Richard sits in on the CTV NewsChannel with news anchor Marcia MacMillan have a look at the weekend’s big releases including “The Secret Life of Pets 2,” “X-Men: Dark Phoenix,” the indie drama “Mouthpiece” and the rockumentary “Echo in the Canyon.”
A weekly feature from ctvnews.ca! The Crouse Review is a quick, hot take on the weekend’s biggest movies! This week Richard looks at “The Secret Life of Pets 2,” “X-Men: Dark Phoenix” and the indie drama “Mouthpiece.”
Laurel Canyon, a nexus of 60s counterculture located in the Hollywood Hills, was home to a generation of singer-songwriters who shaped the music that dominated the baby boomer heyday of commercial radio. “It was the one place you could live that was the antithesis of the plastic straight world you saw on television,” says longtime resident Jackson Browne. “It was always a hangout for bohemians,” says Mamas and Papas singer Michele Phillips and now it is the subject of an entertaining documentary, “Echo in the Canyon.”
The movie’s framework comes from a 2015 tribute concert featuring songs made famous by Laurel Canyon acts like Buffalo Springfield, the Mamas and the Papas and the Beach Boys. “The music that came out of the Laurel Canyon scene in the 60’s was not only inspiring to other bands at that time,” says Jakob Dylan, “but also became inspiring to my generation. Tonight is an opportunity, like folk music, to pass it on to a new generation and keep the echoes of that music going.”
Between live performances from artists like Beck, Fiona Apple, Regina Spektor and Norah Jones, Dylan interviews a who’s who of California Sound-era superstars like David Crosby and Roger McGuinn of the Byrds, Buffalo Springfield’s Stephen Stills, Michelle Phillips, producer Lou Adler and Brian Wilson, about whom Tom Petty, in his last filmed interview, says, “I don’t see anything in Mozart that is better than Brian Wilson.” Other accounts of those times come from John Sebastian and Eric Clapton.
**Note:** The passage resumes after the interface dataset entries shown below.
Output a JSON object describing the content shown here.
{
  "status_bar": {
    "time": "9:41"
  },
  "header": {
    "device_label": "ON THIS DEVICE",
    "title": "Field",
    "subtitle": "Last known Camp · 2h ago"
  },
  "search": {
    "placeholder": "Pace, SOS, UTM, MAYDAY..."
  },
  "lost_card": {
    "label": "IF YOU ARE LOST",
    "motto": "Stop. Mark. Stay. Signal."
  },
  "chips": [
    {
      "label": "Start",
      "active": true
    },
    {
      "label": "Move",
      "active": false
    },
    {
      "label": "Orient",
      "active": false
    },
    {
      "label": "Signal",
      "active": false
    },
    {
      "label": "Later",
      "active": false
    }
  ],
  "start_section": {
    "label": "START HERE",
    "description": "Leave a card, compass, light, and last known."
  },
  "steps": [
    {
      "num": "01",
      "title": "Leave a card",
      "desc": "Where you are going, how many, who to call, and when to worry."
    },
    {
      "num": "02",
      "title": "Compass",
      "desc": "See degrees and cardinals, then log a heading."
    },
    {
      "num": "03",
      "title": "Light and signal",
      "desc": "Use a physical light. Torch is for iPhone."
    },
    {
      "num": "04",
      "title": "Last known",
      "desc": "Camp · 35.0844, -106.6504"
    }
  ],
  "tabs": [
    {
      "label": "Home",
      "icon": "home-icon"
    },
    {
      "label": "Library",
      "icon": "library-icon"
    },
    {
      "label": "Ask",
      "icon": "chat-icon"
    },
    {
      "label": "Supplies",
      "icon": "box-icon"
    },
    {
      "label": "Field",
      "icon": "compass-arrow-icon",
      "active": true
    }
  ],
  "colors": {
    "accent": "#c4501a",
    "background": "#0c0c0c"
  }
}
They often say if you can remember the 60s you weren’t really there, but the talking heads here seem to have no trouble recalling the details of the Canyon’s early days. Adler remembers exactly where the musicians sat during the Mamas and the Papas’s first recording session and Ringo Starr says the Byrds turned the Beatles on to a “hallucinogenic situation” when they first met. A mix of contemporary sounds and nostalgia, it paints an apolitical (you would never know that Vietnam was raging during the time documented) picture of a creative collaboration that saw artists competing with one another to expand the limits of what rock music could be. “You can listen to the records,” says Stephen Stills, “and you can hear the cross-pollination.”
Ultimately this isn’t a history of a generation but an enjoyable look at a brief period that still echoes in the imaginations and ears of many fans. “These records came like an avalanche,” Beck says of LPs like “Pet Sounds,” “and there was nothing like them before.”